Exercise Machine Alternatives

Two woman do lunges while holding dumbbells

If you want to get the same (or an even better) workout at home as you do at the gym, you can substitute a few dumbbells or kettlebells, some floor space, and some creativity for the big bulky exercise equipment at your local fitness center.

In addition to getting a more convenient and less expensive workout, you can actually build muscles that you might use in daily life by using body weight and dumbbell workouts.

Yes, the exercise machines at the gym are generally easier and safer to use—it’s unlikely that you’ll drop a weight on your toe while using the overhead press machine. But you sacrifice function by skipping the small muscles that act as stabilizers. Plus, you generally don’t use most of those moves in real life.

Here are a few substitutions for the gym exercise equipment.

Instead Of the Leg Press Machine

Do This: Full Squats

Like most exercise machines, the leg press machine doesn't work any stabilizers in the ankles, knees, hips, glutes, shoulders, or lower back. And because you are sitting with your back supported, this type of movement pattern is unlike most of the real lifting you might actually encounter in life or sports.

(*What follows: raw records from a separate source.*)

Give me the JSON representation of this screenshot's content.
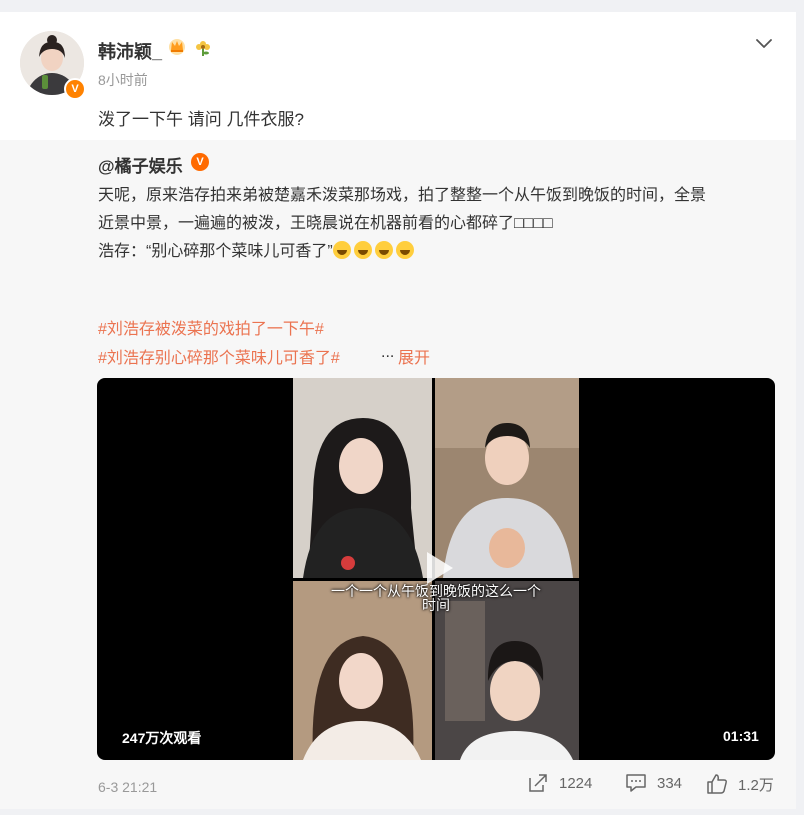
{
  "post": {
    "username": "韩沛颖_",
    "time": "8小时前",
    "text": "泼了一下午 请问 几件衣服?"
  },
  "repost": {
    "author": "@橘子娱乐",
    "lines": [
      "天呢，原来浩存拍来弟被楚嘉禾泼菜那场戏，拍了整整一个从午饭到晚饭的时间，全景",
      "近景中景，一遍遍的被泼，王晓晨说在机器前看的心都碎了□□□□",
      "浩存：“别心碎那个菜味儿可香了”"
    ],
    "hashtags": [
      "#刘浩存被泼菜的戏拍了一下午#",
      "#刘浩存别心碎那个菜味儿可香了#"
    ],
    "more": "...",
    "expand": "展开",
    "video": {
      "subtitle_line1": "一个一个从午饭到晚饭的这么一个",
      "subtitle_line2": "时间",
      "views": "247万次观看",
      "duration": "01:31"
    },
    "date": "6-3 21:21",
    "reposts": "1224",
    "comments": "334",
    "likes": "1.2万"
  },
  "colors": {
    "accent": "#eb7350",
    "verify": "#ff8200",
    "muted": "#999999"
  },
  "icons": [
    "chevron-down-icon",
    "crown-icon",
    "flower-icon",
    "verify-icon",
    "play-icon",
    "repost-icon",
    "comment-icon",
    "like-icon",
    "emoji-icon"
  ]
}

Instead, perform a squat using a barbell. Alternatively, you can modify this for home by holding two dumbbells or a kettlebell.

Instead of the Seated Leg Extension Machine

Do This: Weighted Walking Lunge

The seated leg extension is one of the most useless exercises you can do in the gym. In addition to the fact that you will never do this type of exercise in real life or sports, it can stress the knee joint.

You may think that if you play a sport that requires kicking a ball (soccer, football), the leg extension machine is a good way to build quad strength for kicking. The problem is, athletes don’t kick with both legs.

One foot is generally planted firmly on the ground as you propel yourself forward and kick through the ball. This movement requires a lot of balance, stabilization, and torque that you can’t simulate while sitting on a machine and simultaneously contracting both quads (and nothing else).

Try the weighted walking lunge instead. This move will help you build leg strength ( the glutes, quads, and calves) and improves balance and stability, one leg at a time.

Instead of the Seated Chest Press Machine

Do This: Pushups + Lat Row

Pushing away from your chest while sitting in the chest press machine not only favors the stronger side, but it ignores the posterior chain (the muscles that stabilize the back of the body from head to toes). 

A better bet is the good ole fashioned pushup, but add a dumbbell row and get both a back and chest workout in one move. Grab two moderate weight dumbbells and alternate doing a pushup and a lat row.

Instead of the Hip Abductor/Adductor Machine

Do This: Sliding Side Lunge 

This is one of the strangest machines ever to make it to the health clubs. Although it’s designed to work the ab- and adductors, it doesn’t do a good job of working them, especially for how you might need them to function in real life or sports.

The hip muscles help provide strength and stability for the lower body. So, their strength is beneficial when playing sports, running, or doing anything active. The sliding side-to-side lunge helps keep these muscles strong and balanced naturally. 

To make this a functional exercise that mimics a move you might use during sports, you’ll need to stand up at a minimum.

Was this page helpful?
Article Sources
Verywell Fit uses only high-quality sources, including peer-reviewed studies, to support the facts within our articles. Read our editorial process to learn more about how we fact-check and keep our content accurate, reliable, and trustworthy.
  1. Martin-Fuentes I, Oliva-Lozano J, Muyor J. Evaluation of the lower limb muscles' electromyographic activity during the leg press exercise and its variants: a systematic review. Int J Environ Res. 2020;17(13):4626. doi:10.3390/ijerph17134626

  2. Sutton B. Front squat or back squat—Which should you choose? National Academy of Sports Medicine.

  3. Perspectives for patients. Knee pain: safely strengthening your thigh muscles. J Orthop Sports Phys Ther. 2014;44(5):328. doi:10.2519/jospt.2014.0503

  4. Dewar M. 5 benefits of walking lunges. Team USA. Published Nov 01, 2017.

  5. Patterson J, Vigotsky A, Oppenheimer N, Feser E. Differences in unilateral chest press muscle activation and kinematics on a stable versus unstable surface while holding one versus two dumbbells. PeerJ. 2015;3:e1365. doi:10.7717/peerj.1365

  6. Brandt M, Jakobsen M, Thorborg K, Sundstrup E, Jay K, Andersen L. Perceived loading and muscle activity during hip strengthening exercises: comparison of elastic resistance and machine exercises. Int J Sports Phys Ther. 2013;8(6):811-19.

  7. Ambegaonkar J, Mettinger L, Caswell S, Burtt A, Cortes N. Relationships between core endurance, hip strength, and balance in collegiate female athletes. Int J Sports Phys Ther. 2014;9(5):604-16.